Brookside contracted farmers earn less as processor cuts milk price on oversupply

Brookside Dairy workers pack milk at its plant in Ruiru. The processor last month reduced its farm gate milk prices by Sh3. PHOTO | JEFF ANGOTE
Brookside Dairy workers pack milk at its plant in Ruiru. The processor last month reduced its farm gate milk prices by Sh3. PHOTO | JEFF ANGOTE 

Farmers supplying Brookside are earning less since December 1 after the largest processor cut the price of raw milk by Sh3 per litre following increase in supply.

John Gethi, Brookside director of milk procurement, attributed the reduction to market forces that have pushed down the price of dairy products on the shelves.

“In the recent past, consumer prices of dairy products in the entire market have come down as processors strive to make these products more affordable to the public.”

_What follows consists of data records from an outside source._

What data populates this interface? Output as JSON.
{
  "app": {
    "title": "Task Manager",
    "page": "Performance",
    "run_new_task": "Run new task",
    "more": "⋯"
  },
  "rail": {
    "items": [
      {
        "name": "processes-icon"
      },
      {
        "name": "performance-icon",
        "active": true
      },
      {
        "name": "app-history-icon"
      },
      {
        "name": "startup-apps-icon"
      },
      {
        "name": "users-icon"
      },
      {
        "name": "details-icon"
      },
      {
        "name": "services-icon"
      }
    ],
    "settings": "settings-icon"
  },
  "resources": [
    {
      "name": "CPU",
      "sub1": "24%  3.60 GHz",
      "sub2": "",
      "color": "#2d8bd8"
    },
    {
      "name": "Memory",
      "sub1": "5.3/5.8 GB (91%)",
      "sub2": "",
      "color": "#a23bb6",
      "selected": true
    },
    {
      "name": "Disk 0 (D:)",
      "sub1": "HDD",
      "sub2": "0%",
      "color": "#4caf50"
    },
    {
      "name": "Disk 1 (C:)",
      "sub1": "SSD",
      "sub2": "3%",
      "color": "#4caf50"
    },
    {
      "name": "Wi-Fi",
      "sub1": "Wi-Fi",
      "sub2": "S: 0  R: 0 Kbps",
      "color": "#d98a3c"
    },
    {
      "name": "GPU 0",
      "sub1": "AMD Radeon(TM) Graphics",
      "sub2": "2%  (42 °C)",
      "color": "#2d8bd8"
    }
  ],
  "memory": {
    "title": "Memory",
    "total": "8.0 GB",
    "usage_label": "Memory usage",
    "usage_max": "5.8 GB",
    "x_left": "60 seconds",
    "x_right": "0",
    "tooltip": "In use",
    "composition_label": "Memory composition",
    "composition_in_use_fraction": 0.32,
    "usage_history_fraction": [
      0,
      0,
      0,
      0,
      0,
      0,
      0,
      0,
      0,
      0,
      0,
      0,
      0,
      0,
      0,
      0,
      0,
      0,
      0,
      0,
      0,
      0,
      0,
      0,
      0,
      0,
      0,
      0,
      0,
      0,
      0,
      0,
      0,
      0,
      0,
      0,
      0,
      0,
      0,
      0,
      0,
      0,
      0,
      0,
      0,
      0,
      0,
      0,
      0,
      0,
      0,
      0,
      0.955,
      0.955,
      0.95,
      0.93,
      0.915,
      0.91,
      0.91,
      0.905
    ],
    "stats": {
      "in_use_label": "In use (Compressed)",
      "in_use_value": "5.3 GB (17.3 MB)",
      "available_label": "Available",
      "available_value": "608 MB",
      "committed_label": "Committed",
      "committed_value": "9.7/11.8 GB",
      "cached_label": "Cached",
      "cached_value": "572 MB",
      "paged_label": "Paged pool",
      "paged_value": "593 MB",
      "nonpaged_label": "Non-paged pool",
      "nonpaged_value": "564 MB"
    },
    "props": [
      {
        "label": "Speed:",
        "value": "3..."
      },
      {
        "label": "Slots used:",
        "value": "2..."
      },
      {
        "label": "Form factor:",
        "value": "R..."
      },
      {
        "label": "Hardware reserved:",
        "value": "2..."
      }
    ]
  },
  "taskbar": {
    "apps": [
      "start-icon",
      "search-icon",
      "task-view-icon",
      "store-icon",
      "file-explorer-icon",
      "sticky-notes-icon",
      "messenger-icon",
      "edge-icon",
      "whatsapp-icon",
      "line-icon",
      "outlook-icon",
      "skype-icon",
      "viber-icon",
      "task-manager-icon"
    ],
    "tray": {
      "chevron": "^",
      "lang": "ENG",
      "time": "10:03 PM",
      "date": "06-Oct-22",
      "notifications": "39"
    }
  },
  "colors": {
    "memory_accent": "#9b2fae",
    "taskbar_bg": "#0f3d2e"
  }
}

“While the reduction of product prices will also enable us to expand our share of the processed milk market, it has also occasioned a knock-on effect on farm-gate prices,” said Mr Gethi.

The shelf price of milk products has declined marginally after remaining in the same range the whole of last year. A litre of Brookside milk is currently going for Sh135 from previous Sh145.

The move, however, has not gone down well with farmers who argue that the cost of production has been increasing over the years, and that it would be difficult for them to break even at the current prices.

“If you look at the cost of production, it has been increasing, we are spending more to produce a litre of milk currently and with low prices it means that we are not going to earn much,” said chairman of the Cherangani Dairy Moses Kiptanui.

Mr Kiptanui said the new the contract they signed with Brookside has actually cut the price of the produce from Sh37 previously to Sh34.
Kenya Dairy Farmers Federation also confirmed the Sh3 cut.

The cooperative supplies an average of about 80,000 litres of milk to Brookside every day.

A recent research by Egerton University’s agriculture think tank-Tegemeo Institute of Research indicates farmers practising zero-grazing are making a loss of Sh0.6 hence and are unable to break-even.

The study indicates that a zero-grazing farmer spends Sh19 to produce a litre.

Semi-zero grazers, those who do own production such as making their feeds and using their own labour, made an average profit of Sh5.6 a litre and open-grazers a mean of Sh7.9.

The processors have in the meanwhile been expanding their facilities to tackle the milk glut and manufacture long life products to tap into the regional market.

Brookside installed a milk drying plant in 2014 as it expanded capacity for the intake of raw milk. The milk supply to processors has been on the upward trend since September 2015.

The battle for control of raw milk market though is set to intensify with new entrants looking to eat into the market share of existing players.

Sameer Agriculture & Livestock Ltd (SALL), intends to open a dairy plant in Nakuru increasing the number of major players in the industry.
This could shake up a market that has been dominated by three major players—Brookside, New KCC and Githunguri.

Currently, there are 25 active milk processors with Brookside leading in both raw milk intake and processed products market according to Kenya Dairy Board (KDB).